▶ What you need to do:
How many lines below hold "我有一个梦想"? Answer with only the number.

START Exercise data

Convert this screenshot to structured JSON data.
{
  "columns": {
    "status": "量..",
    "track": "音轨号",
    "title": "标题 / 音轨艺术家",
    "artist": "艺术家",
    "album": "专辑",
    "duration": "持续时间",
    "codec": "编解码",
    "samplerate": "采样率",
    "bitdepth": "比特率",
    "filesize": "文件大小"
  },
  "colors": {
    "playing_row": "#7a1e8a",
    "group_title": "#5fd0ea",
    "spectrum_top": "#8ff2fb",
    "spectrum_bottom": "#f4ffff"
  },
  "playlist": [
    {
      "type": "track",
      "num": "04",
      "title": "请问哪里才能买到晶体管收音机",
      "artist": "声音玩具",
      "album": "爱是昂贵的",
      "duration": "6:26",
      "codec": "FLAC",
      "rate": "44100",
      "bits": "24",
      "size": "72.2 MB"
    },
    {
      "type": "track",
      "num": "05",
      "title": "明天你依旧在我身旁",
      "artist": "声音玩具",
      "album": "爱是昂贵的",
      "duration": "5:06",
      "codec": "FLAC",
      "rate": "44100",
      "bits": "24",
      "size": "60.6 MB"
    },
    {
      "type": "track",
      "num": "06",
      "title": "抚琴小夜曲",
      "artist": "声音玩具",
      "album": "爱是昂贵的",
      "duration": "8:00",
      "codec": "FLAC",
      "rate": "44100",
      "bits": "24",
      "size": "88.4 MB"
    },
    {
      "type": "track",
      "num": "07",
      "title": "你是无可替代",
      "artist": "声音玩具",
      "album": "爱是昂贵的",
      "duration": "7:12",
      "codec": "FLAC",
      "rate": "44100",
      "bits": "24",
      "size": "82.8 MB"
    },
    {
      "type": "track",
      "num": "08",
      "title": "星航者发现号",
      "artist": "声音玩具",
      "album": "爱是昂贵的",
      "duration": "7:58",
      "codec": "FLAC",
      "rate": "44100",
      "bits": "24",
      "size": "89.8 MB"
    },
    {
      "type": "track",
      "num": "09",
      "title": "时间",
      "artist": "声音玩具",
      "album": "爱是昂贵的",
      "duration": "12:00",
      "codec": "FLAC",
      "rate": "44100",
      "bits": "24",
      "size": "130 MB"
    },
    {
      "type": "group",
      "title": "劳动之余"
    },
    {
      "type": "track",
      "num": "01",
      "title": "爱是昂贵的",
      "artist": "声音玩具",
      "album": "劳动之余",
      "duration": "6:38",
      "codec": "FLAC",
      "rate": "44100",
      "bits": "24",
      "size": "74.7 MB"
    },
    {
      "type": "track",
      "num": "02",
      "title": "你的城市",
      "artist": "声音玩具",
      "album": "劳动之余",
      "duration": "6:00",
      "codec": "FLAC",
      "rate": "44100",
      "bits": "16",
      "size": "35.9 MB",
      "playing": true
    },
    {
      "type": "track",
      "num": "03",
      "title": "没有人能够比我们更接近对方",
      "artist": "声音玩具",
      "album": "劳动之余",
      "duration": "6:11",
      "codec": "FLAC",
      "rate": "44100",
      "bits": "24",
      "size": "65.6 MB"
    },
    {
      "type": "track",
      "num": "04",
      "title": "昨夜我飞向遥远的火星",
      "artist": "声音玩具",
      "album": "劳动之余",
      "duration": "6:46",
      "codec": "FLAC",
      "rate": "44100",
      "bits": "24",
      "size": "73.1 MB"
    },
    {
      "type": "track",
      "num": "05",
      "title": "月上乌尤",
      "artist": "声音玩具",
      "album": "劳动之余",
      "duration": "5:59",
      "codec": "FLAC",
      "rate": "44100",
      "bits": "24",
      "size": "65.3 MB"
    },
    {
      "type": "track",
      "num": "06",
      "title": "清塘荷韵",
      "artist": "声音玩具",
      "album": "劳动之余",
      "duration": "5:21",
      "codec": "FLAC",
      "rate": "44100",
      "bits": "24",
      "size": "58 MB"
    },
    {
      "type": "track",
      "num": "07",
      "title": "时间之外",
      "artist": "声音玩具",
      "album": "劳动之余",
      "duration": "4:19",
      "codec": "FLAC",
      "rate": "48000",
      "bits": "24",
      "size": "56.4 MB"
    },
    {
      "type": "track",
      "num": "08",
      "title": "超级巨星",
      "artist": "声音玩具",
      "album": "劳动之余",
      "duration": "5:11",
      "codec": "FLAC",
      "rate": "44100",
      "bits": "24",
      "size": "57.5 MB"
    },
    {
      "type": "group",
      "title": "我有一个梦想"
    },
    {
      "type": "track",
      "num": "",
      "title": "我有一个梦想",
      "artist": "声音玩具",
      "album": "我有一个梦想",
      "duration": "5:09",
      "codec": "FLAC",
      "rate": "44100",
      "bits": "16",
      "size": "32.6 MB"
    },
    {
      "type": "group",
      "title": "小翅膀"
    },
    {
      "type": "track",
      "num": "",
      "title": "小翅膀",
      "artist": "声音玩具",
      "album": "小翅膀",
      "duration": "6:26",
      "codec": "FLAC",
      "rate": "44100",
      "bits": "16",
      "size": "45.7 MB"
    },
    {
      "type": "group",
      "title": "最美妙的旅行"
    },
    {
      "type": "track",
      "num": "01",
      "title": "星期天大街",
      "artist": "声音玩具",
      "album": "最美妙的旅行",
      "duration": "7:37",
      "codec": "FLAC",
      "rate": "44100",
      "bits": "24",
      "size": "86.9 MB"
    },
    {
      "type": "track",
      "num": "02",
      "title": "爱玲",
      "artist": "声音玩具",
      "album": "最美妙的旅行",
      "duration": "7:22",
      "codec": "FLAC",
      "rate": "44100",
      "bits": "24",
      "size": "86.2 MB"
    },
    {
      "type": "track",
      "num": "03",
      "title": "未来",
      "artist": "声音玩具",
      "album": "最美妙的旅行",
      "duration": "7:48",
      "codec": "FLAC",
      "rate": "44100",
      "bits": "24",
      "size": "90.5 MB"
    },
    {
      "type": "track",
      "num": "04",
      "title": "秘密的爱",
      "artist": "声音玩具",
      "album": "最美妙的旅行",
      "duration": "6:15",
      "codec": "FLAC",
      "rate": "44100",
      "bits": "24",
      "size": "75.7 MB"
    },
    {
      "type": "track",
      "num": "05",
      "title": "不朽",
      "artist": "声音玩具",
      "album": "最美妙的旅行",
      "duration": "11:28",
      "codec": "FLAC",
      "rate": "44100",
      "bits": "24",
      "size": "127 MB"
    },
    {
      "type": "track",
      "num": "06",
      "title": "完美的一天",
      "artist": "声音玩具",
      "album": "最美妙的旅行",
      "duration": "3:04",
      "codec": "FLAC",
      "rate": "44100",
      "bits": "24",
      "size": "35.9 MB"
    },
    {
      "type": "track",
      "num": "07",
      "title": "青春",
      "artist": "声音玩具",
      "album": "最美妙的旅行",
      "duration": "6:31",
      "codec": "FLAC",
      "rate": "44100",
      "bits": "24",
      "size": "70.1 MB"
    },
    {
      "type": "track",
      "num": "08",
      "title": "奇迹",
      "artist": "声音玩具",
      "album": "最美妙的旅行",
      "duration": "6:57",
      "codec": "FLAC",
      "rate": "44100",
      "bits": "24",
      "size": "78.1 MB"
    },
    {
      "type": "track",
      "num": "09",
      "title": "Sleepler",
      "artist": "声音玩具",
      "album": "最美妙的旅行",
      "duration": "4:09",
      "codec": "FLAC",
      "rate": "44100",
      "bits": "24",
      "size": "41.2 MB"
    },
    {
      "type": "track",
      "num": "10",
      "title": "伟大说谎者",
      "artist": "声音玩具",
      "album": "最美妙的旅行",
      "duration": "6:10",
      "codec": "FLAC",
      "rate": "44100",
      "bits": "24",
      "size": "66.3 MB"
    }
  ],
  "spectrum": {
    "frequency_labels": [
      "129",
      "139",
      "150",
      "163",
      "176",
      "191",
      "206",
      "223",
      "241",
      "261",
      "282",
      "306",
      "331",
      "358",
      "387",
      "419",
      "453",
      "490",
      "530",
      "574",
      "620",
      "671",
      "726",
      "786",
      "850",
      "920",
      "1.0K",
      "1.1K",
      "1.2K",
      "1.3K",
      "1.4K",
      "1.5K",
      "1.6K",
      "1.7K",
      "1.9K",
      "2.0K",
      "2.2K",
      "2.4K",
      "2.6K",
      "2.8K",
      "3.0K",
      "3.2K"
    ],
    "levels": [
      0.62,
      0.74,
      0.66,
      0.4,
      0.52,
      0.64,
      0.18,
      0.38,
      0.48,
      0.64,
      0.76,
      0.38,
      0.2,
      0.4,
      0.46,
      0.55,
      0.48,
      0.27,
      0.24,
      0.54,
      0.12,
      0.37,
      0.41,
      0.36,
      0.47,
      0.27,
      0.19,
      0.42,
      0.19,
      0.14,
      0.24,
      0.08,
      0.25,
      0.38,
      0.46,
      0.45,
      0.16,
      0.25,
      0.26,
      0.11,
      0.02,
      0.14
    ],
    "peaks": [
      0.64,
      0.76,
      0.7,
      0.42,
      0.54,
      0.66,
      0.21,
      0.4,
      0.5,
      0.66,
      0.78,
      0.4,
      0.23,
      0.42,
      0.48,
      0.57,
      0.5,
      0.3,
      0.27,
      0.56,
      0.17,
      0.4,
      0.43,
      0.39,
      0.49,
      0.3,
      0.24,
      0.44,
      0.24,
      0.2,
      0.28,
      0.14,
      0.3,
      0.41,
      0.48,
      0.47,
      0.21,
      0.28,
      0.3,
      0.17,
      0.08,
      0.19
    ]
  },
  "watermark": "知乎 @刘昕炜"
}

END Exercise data

▶ Task answer:
3